A girl reading a book

Once it was possible to go through life without reading. Writing goes back in human history only a few thousand years, and 200 years ago most men could not read or write. We know this is true because they could not write their own names on marriage records in churches. Most men worked in farming, and you can do most of that job without being able to read. The wives could read: they lived at home before marriage and their mothers taught them. The boys went to work at, say, nine or ten, and never learnt to read.

Reading is understanding what is printed or written.[1][2] It is how you get information about something that is written. It can only be done if one knows the language. Otherwise, you can only learn from other people telling you verbally, or from practical demonstration.

Some things you do when you read

  • Make predictions/hypotheses about the writing and ideas from the title of the reading material.
  • Read and group parts of the material.
  • Review all its words, understand the main idea, the details, facts, and sequences of the story,.
  • Make a logical judgment about a character's attitudes, behaviors, and conditions in the story.
  • Make reasonable predictions about what the next section will be about in the reading material.

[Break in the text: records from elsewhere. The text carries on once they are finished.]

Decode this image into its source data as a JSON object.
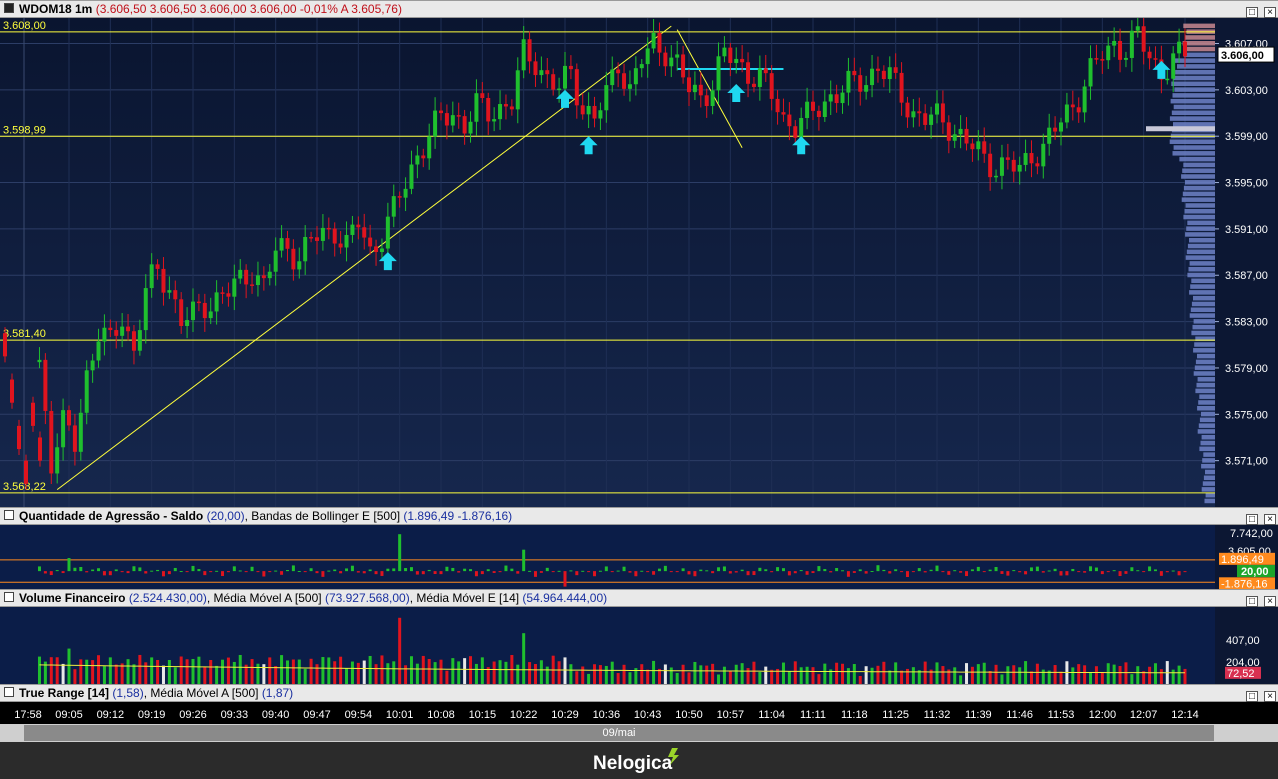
{
  "main": {
    "title": "WDOM18 1m",
    "ohlc": "(3.606,50  3.606,50  3.606,00  3.606,00  -0,01%  A 3.605,76)",
    "last_price_label": "3.606,00",
    "level_labels": [
      "3.608,00",
      "3.598,99",
      "3.581,40",
      "3.568,22"
    ],
    "colors": {
      "up": "#1fbf2e",
      "down": "#e0141e",
      "level": "#ffff3c",
      "arrow": "#1fd8f0",
      "profile": "#6f82c8",
      "profile_top": "#c98890"
    }
  },
  "agr": {
    "title": "Quantidade de Agressão - Saldo",
    "value": "(20,00)",
    "bb_label": ", Bandas de Bollinger E [500]",
    "bb_values": "(1.896,49  -1.876,16)",
    "axis": {
      "top": "7.742,00",
      "mid": "3.605,00",
      "upper": "1.896,49",
      "current": "20,00",
      "lower": "-1.876,16"
    }
  },
  "vol": {
    "title": "Volume Financeiro",
    "value": "(2.524.430,00)",
    "ma_a_label": ", Média Móvel A [500]",
    "ma_a_value": "(73.927.568,00)",
    "ma_e_label": ", Média Móvel E [14]",
    "ma_e_value": "(54.964.444,00)",
    "axis": {
      "top": "407,00",
      "mid": "204,00",
      "current": "72,52"
    }
  },
  "tr": {
    "title": "True Range [14]",
    "value": "(1,58)",
    "ma_label": ", Média Móvel A [500]",
    "ma_value": "(1,87)"
  },
  "date_label": "09/mai",
  "brand": "Nelogica",
  "chart_data": {
    "type": "candlestick",
    "title": "WDOM18 1m",
    "x_ticks": [
      "17:58",
      "09:05",
      "09:12",
      "09:19",
      "09:26",
      "09:33",
      "09:40",
      "09:47",
      "09:54",
      "10:01",
      "10:08",
      "10:15",
      "10:22",
      "10:29",
      "10:36",
      "10:43",
      "10:50",
      "10:57",
      "11:04",
      "11:11",
      "11:18",
      "11:25",
      "11:32",
      "11:39",
      "11:46",
      "11:53",
      "12:00",
      "12:07",
      "12:14"
    ],
    "y_ticks": [
      "3.607,00",
      "3.603,00",
      "3.599,00",
      "3.595,00",
      "3.591,00",
      "3.587,00",
      "3.583,00",
      "3.579,00",
      "3.575,00",
      "3.571,00"
    ],
    "y_tick_values": [
      3607,
      3603,
      3599,
      3595,
      3591,
      3587,
      3583,
      3579,
      3575,
      3571
    ],
    "ylim": [
      3567.0,
      3609.2
    ],
    "horizontal_levels": [
      3608.0,
      3598.99,
      3581.4,
      3568.22
    ],
    "close_path": [
      {
        "t": "09:00",
        "close": 3579.5
      },
      {
        "t": "09:02",
        "close": 3571.0
      },
      {
        "t": "09:04",
        "close": 3574.0
      },
      {
        "t": "09:06",
        "close": 3572.5
      },
      {
        "t": "09:08",
        "close": 3578.5
      },
      {
        "t": "09:10",
        "close": 3582.0
      },
      {
        "t": "09:12",
        "close": 3581.0
      },
      {
        "t": "09:14",
        "close": 3583.5
      },
      {
        "t": "09:16",
        "close": 3580.5
      },
      {
        "t": "09:18",
        "close": 3585.5
      },
      {
        "t": "09:20",
        "close": 3587.5
      },
      {
        "t": "09:22",
        "close": 3586.0
      },
      {
        "t": "09:24",
        "close": 3583.0
      },
      {
        "t": "09:26",
        "close": 3583.5
      },
      {
        "t": "09:28",
        "close": 3584.5
      },
      {
        "t": "09:30",
        "close": 3585.0
      },
      {
        "t": "09:32",
        "close": 3585.5
      },
      {
        "t": "09:34",
        "close": 3586.5
      },
      {
        "t": "09:36",
        "close": 3587.5
      },
      {
        "t": "09:38",
        "close": 3586.0
      },
      {
        "t": "09:40",
        "close": 3589.0
      },
      {
        "t": "09:42",
        "close": 3589.5
      },
      {
        "t": "09:44",
        "close": 3588.5
      },
      {
        "t": "09:46",
        "close": 3590.0
      },
      {
        "t": "09:48",
        "close": 3590.5
      },
      {
        "t": "09:50",
        "close": 3591.0
      },
      {
        "t": "09:52",
        "close": 3589.5
      },
      {
        "t": "09:54",
        "close": 3591.5
      },
      {
        "t": "09:56",
        "close": 3589.0
      },
      {
        "t": "09:58",
        "close": 3590.5
      },
      {
        "t": "10:00",
        "close": 3592.5
      },
      {
        "t": "10:02",
        "close": 3595.0
      },
      {
        "t": "10:04",
        "close": 3597.5
      },
      {
        "t": "10:06",
        "close": 3599.0
      },
      {
        "t": "10:08",
        "close": 3600.5
      },
      {
        "t": "10:10",
        "close": 3601.0
      },
      {
        "t": "10:12",
        "close": 3600.0
      },
      {
        "t": "10:14",
        "close": 3601.5
      },
      {
        "t": "10:16",
        "close": 3601.0
      },
      {
        "t": "10:18",
        "close": 3601.5
      },
      {
        "t": "10:20",
        "close": 3602.0
      },
      {
        "t": "10:22",
        "close": 3606.0
      },
      {
        "t": "10:24",
        "close": 3605.5
      },
      {
        "t": "10:26",
        "close": 3604.0
      },
      {
        "t": "10:28",
        "close": 3603.0
      },
      {
        "t": "10:30",
        "close": 3604.5
      },
      {
        "t": "10:32",
        "close": 3601.5
      },
      {
        "t": "10:34",
        "close": 3600.5
      },
      {
        "t": "10:36",
        "close": 3602.5
      },
      {
        "t": "10:38",
        "close": 3605.5
      },
      {
        "t": "10:40",
        "close": 3603.0
      },
      {
        "t": "10:42",
        "close": 3605.5
      },
      {
        "t": "10:44",
        "close": 3607.0
      },
      {
        "t": "10:46",
        "close": 3606.5
      },
      {
        "t": "10:48",
        "close": 3605.0
      },
      {
        "t": "10:50",
        "close": 3603.0
      },
      {
        "t": "10:52",
        "close": 3602.5
      },
      {
        "t": "10:54",
        "close": 3603.5
      },
      {
        "t": "10:56",
        "close": 3606.0
      },
      {
        "t": "10:58",
        "close": 3605.5
      },
      {
        "t": "11:00",
        "close": 3604.5
      },
      {
        "t": "11:02",
        "close": 3604.0
      },
      {
        "t": "11:04",
        "close": 3602.5
      },
      {
        "t": "11:06",
        "close": 3600.5
      },
      {
        "t": "11:08",
        "close": 3600.0
      },
      {
        "t": "11:10",
        "close": 3600.5
      },
      {
        "t": "11:12",
        "close": 3601.5
      },
      {
        "t": "11:14",
        "close": 3602.5
      },
      {
        "t": "11:16",
        "close": 3603.0
      },
      {
        "t": "11:18",
        "close": 3603.5
      },
      {
        "t": "11:20",
        "close": 3604.0
      },
      {
        "t": "11:22",
        "close": 3605.0
      },
      {
        "t": "11:24",
        "close": 3604.0
      },
      {
        "t": "11:26",
        "close": 3602.5
      },
      {
        "t": "11:28",
        "close": 3601.0
      },
      {
        "t": "11:30",
        "close": 3600.5
      },
      {
        "t": "11:32",
        "close": 3600.5
      },
      {
        "t": "11:34",
        "close": 3600.0
      },
      {
        "t": "11:36",
        "close": 3599.0
      },
      {
        "t": "11:38",
        "close": 3598.0
      },
      {
        "t": "11:40",
        "close": 3597.0
      },
      {
        "t": "11:42",
        "close": 3596.5
      },
      {
        "t": "11:44",
        "close": 3596.5
      },
      {
        "t": "11:46",
        "close": 3596.0
      },
      {
        "t": "11:48",
        "close": 3597.5
      },
      {
        "t": "11:50",
        "close": 3598.0
      },
      {
        "t": "11:52",
        "close": 3599.5
      },
      {
        "t": "11:54",
        "close": 3601.0
      },
      {
        "t": "11:56",
        "close": 3602.5
      },
      {
        "t": "11:58",
        "close": 3604.5
      },
      {
        "t": "12:00",
        "close": 3606.0
      },
      {
        "t": "12:02",
        "close": 3607.0
      },
      {
        "t": "12:04",
        "close": 3606.5
      },
      {
        "t": "12:06",
        "close": 3607.5
      },
      {
        "t": "12:08",
        "close": 3606.0
      },
      {
        "t": "12:10",
        "close": 3604.5
      },
      {
        "t": "12:12",
        "close": 3605.5
      },
      {
        "t": "12:14",
        "close": 3606.0
      }
    ],
    "signal_arrows": [
      {
        "t": "09:59",
        "price": 3589.0
      },
      {
        "t": "10:29",
        "price": 3603.0
      },
      {
        "t": "10:33",
        "price": 3599.0
      },
      {
        "t": "10:58",
        "price": 3603.5
      },
      {
        "t": "11:09",
        "price": 3599.0
      },
      {
        "t": "12:10",
        "price": 3605.5
      }
    ],
    "trendlines": [
      {
        "from": {
          "t": "09:03",
          "price": 3568.5
        },
        "to": {
          "t": "10:47",
          "price": 3608.5
        }
      },
      {
        "from": {
          "t": "10:48",
          "price": 3608.2
        },
        "to": {
          "t": "10:59",
          "price": 3598.0
        }
      }
    ],
    "resistance_segment": {
      "from": "10:48",
      "to": "11:06",
      "price": 3604.8
    },
    "agr_series": {
      "name": "Quantidade de Agressão - Saldo",
      "last": 20.0,
      "upper_band": 1896.49,
      "lower_band": -1876.16,
      "ylim": [
        -3000,
        7742
      ]
    },
    "volume_series": {
      "name": "Volume Financeiro",
      "last": 72.52,
      "ylim": [
        0,
        500
      ]
    }
  }
}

One of the things writing does is create imaginary worlds. On the other hand, writing can be about practical life. That is a huge range of possibilities. Writing had to be invented: it sometimes comes as a shock to realise this.[3] Much later, printing was invented. That took writing out of churches into the wider world, the world we all live in.



  1. Russell Stauffer 1970. Language experience approach to the teaching of reading. New York, Harper & Row.
  2. Anthony V. Manzo; Ula Casale Manzo (1995). Teaching children to be literate: a reflective approach. LiteracyLeaders. pp. 283–285. ISBN 978-0-15-300560-2.
  3. Gaur, Albertine 1992. A history of writing. The British Library ISBN 0-7123-0270-0.